An investigation into bed blocking has found that the trust which runs Lincolnshire’s hospitals is not meeting an internationally recognised level advised for safety.
The research has been carried out by the BBC which found that United Lincolnshire Hospitals Trust had regularly gone above the advised 85 per cent target for bed occupancy during the winter period - with trust bosses admitting they were expecting the figure to be about 92 per cent, or more.
The figures are part of a series of investigations the BBC and found that nationally 137 out of 152 hospital trusts have been above that level since December 1 to January 22.
Chief operating officer for ULHT Mark Brassington said: “There isn’t a national target for bed occupancy. Eighty-five per cent would be the ideal with 92 per cent being an expected figure and this will often be higher during winter when demand for services increases.
“Over the last few months, we’ve seen a significant rise in demand on all of our hospitals and a delay in discharging patients at a time where we have a shortage of staff. The quality and safety of patient care is the Trust’s number one priority, and during busy times we always prioritise the sickest patients to ensure appropriate care is given.”
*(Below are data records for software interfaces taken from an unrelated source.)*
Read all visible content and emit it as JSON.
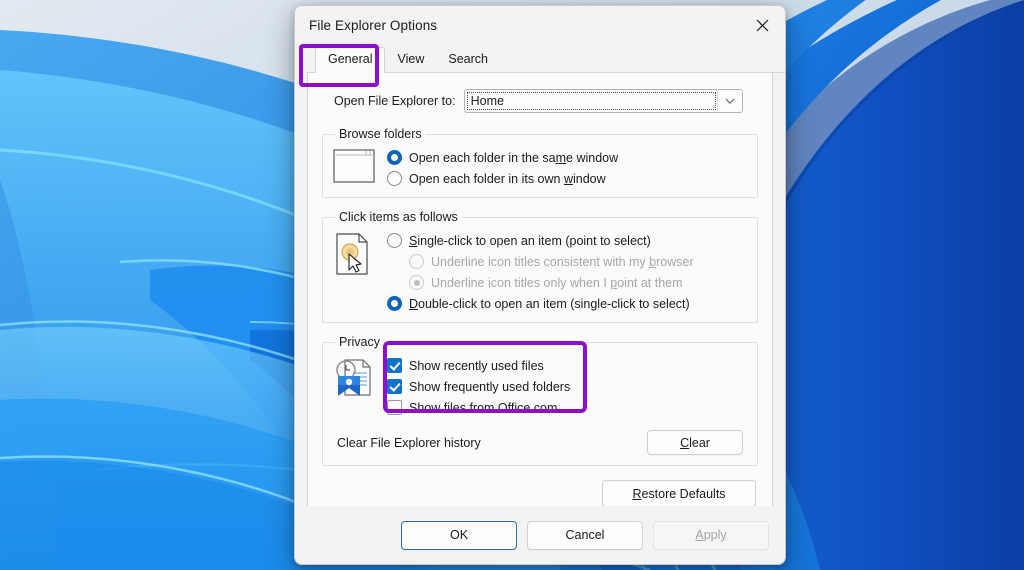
{
  "window": {
    "title": "File Explorer Options",
    "close_icon": "close-icon"
  },
  "tabs": [
    {
      "label": "General",
      "active": true
    },
    {
      "label": "View",
      "active": false
    },
    {
      "label": "Search",
      "active": false
    }
  ],
  "annotations": {
    "color": "#8E0FCB",
    "highlighted": [
      "General tab",
      "Show recently used files",
      "Show frequently used folders"
    ]
  },
  "general": {
    "open_to": {
      "label": "Open File Explorer to:",
      "value": "Home",
      "dropdown_icon": "chevron-down-icon"
    },
    "browse_folders": {
      "legend": "Browse folders",
      "icon": "window-folder-icon",
      "options": [
        {
          "label_pre": "Open each folder in the sa",
          "accel": "m",
          "label_post": "e window",
          "checked": true
        },
        {
          "label_pre": "Open each folder in its own ",
          "accel": "w",
          "label_post": "indow",
          "checked": false
        }
      ]
    },
    "click_items": {
      "legend": "Click items as follows",
      "icon": "document-pointer-icon",
      "options": [
        {
          "accel_first": "S",
          "label_post": "ingle-click to open an item (point to select)",
          "checked": false,
          "disabled": false,
          "indent": false
        },
        {
          "label_pre": "Underline icon titles consistent with my ",
          "accel": "b",
          "label_post": "rowser",
          "checked": false,
          "disabled": true,
          "indent": true
        },
        {
          "label_pre": "Underline icon titles only when I ",
          "accel": "p",
          "label_post": "oint at them",
          "checked": true,
          "disabled": true,
          "indent": true
        },
        {
          "accel_first": "D",
          "label_post": "ouble-click to open an item (single-click to select)",
          "checked": true,
          "disabled": false,
          "indent": false
        }
      ]
    },
    "privacy": {
      "legend": "Privacy",
      "icon": "document-clock-bookmark-icon",
      "checkboxes": [
        {
          "label": "Show recently used files",
          "checked": true,
          "highlighted": true
        },
        {
          "label": "Show frequently used folders",
          "checked": true,
          "highlighted": true
        },
        {
          "label": "Show files from Office.com",
          "checked": false,
          "highlighted": false
        }
      ],
      "clear_label": "Clear File Explorer history",
      "clear_button": {
        "accel_first": "C",
        "label_post": "lear"
      }
    },
    "restore_defaults": {
      "accel_first": "R",
      "label_post": "estore Defaults"
    }
  },
  "footer": {
    "ok": "OK",
    "cancel": "Cancel",
    "apply": {
      "accel_first": "A",
      "label_post": "pply",
      "disabled": true
    }
  }
}
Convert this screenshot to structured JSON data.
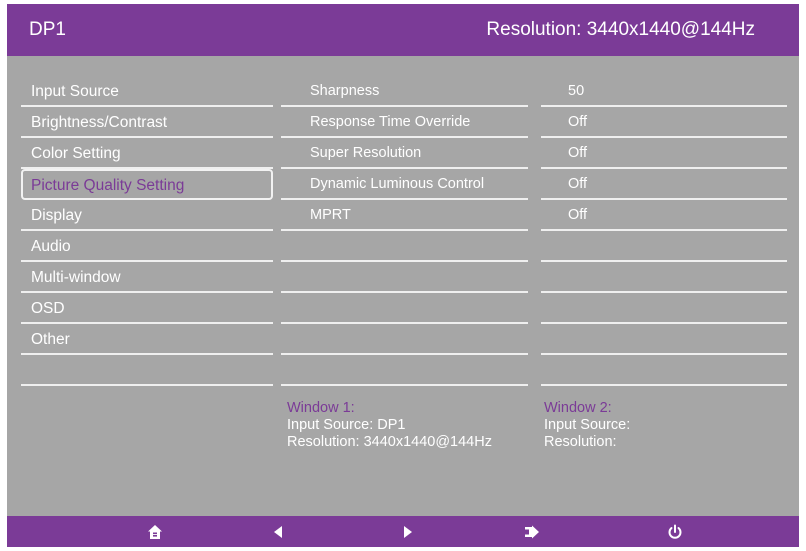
{
  "header": {
    "source": "DP1",
    "resolution": "Resolution: 3440x1440@144Hz"
  },
  "menu": {
    "items": [
      {
        "label": "Input Source"
      },
      {
        "label": "Brightness/Contrast"
      },
      {
        "label": "Color Setting"
      },
      {
        "label": "Picture Quality Setting",
        "selected": true
      },
      {
        "label": "Display"
      },
      {
        "label": "Audio"
      },
      {
        "label": "Multi-window"
      },
      {
        "label": "OSD"
      },
      {
        "label": "Other"
      }
    ]
  },
  "settings": [
    {
      "name": "Sharpness",
      "value": "50"
    },
    {
      "name": "Response Time Override",
      "value": "Off"
    },
    {
      "name": "Super Resolution",
      "value": "Off"
    },
    {
      "name": "Dynamic Luminous Control",
      "value": "Off"
    },
    {
      "name": "MPRT",
      "value": "Off"
    }
  ],
  "window1": {
    "title": "Window 1:",
    "input": "Input Source: DP1",
    "resolution": "Resolution: 3440x1440@144Hz"
  },
  "window2": {
    "title": "Window 2:",
    "input": "Input Source:",
    "resolution": "Resolution:"
  },
  "footer": {
    "buttons": [
      "home-icon",
      "left-arrow-icon",
      "right-arrow-icon",
      "exit-icon",
      "power-icon"
    ]
  },
  "colors": {
    "accent": "#7b3b97",
    "panel": "#a6a6a6",
    "text": "#ffffff"
  }
}
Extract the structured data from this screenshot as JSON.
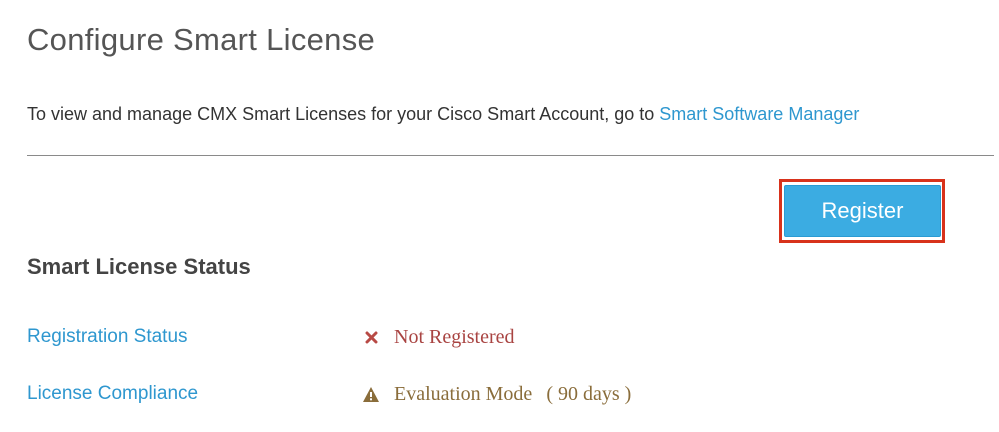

The 85 per cent mark is a baseline for safety, and health professionals have said that the more occupied a hospital is the higher the risk of infections and the less they are able to deal with major on-the-day emergencies.